-- Supplied entries follows --
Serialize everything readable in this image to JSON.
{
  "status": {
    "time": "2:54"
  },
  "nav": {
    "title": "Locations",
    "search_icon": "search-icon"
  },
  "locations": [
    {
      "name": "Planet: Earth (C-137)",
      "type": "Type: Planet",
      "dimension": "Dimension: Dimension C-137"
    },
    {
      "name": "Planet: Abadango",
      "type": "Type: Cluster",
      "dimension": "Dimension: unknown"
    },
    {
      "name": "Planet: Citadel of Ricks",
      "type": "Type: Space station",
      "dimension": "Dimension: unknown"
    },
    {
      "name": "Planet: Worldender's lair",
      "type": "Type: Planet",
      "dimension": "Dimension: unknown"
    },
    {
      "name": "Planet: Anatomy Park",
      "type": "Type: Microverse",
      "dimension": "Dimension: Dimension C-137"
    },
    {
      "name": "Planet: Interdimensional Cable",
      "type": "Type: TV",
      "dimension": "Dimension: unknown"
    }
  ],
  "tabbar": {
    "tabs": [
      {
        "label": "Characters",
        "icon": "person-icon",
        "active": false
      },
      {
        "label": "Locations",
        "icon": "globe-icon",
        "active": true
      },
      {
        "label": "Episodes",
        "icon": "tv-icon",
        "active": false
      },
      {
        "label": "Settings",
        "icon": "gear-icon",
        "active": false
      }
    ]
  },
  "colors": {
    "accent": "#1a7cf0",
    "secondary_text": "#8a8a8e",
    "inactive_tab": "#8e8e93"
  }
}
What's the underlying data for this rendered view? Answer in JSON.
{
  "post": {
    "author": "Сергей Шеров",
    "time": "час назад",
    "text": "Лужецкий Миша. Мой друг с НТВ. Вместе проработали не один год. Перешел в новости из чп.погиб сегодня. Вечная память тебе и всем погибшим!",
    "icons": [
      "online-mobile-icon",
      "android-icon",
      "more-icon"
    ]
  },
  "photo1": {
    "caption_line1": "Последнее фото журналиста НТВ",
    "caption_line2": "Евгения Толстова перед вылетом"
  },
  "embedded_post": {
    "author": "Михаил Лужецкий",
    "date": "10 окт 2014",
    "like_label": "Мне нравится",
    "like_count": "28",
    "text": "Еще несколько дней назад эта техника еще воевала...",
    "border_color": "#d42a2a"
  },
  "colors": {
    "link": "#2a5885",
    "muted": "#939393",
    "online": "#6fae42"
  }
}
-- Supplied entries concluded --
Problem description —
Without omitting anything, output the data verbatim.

Answer to this task —
Serialize everything readable in this image to JSON.
{
  "status": {
    "time": "2:54"
  },
  "nav": {
    "title": "Locations",
    "search_icon": "search-icon"
  },
  "locations": [
    {
      "name": "Planet: Earth (C-137)",
      "type": "Type: Planet",
      "dimension": "Dimension: Dimension C-137"
    },
    {
      "name": "Planet: Abadango",
      "type": "Type: Cluster",
      "dimension": "Dimension: unknown"
    },
    {
      "name": "Planet: Citadel of Ricks",
      "type": "Type: Space station",
      "dimension": "Dimension: unknown"
    },
    {
      "name": "Planet: Worldender's lair",
      "type": "Type: Planet",
      "dimension": "Dimension: unknown"
    },
    {
      "name": "Planet: Anatomy Park",
      "type": "Type: Microverse",
      "dimension": "Dimension: Dimension C-137"
    },
    {
      "name": "Planet: Interdimensional Cable",
      "type": "Type: TV",
      "dimension": "Dimension: unknown"
    }
  ],
  "tabbar": {
    "tabs": [
      {
        "label": "Characters",
        "icon": "person-icon",
        "active": false
      },
      {
        "label": "Locations",
        "icon": "globe-icon",
        "active": true
      },
      {
        "label": "Episodes",
        "icon": "tv-icon",
        "active": false
      },
      {
        "label": "Settings",
        "icon": "gear-icon",
        "active": false
      }
    ]
  },
  "colors": {
    "accent": "#1a7cf0",
    "secondary_text": "#8a8a8e",
    "inactive_tab": "#8e8e93"
  }
}
What's the underlying data for this rendered view? Answer in JSON.
{
  "post": {
    "author": "Сергей Шеров",
    "time": "час назад",
    "text": "Лужецкий Миша. Мой друг с НТВ. Вместе проработали не один год. Перешел в новости из чп.погиб сегодня. Вечная память тебе и всем погибшим!",
    "icons": [
      "online-mobile-icon",
      "android-icon",
      "more-icon"
    ]
  },
  "photo1": {
    "caption_line1": "Последнее фото журналиста НТВ",
    "caption_line2": "Евгения Толстова перед вылетом"
  },
  "embedded_post": {
    "author": "Михаил Лужецкий",
    "date": "10 окт 2014",
    "like_label": "Мне нравится",
    "like_count": "28",
    "text": "Еще несколько дней назад эта техника еще воевала...",
    "border_color": "#d42a2a"
  },
  "colors": {
    "link": "#2a5885",
    "muted": "#939393",
    "online": "#6fae42"
  }
}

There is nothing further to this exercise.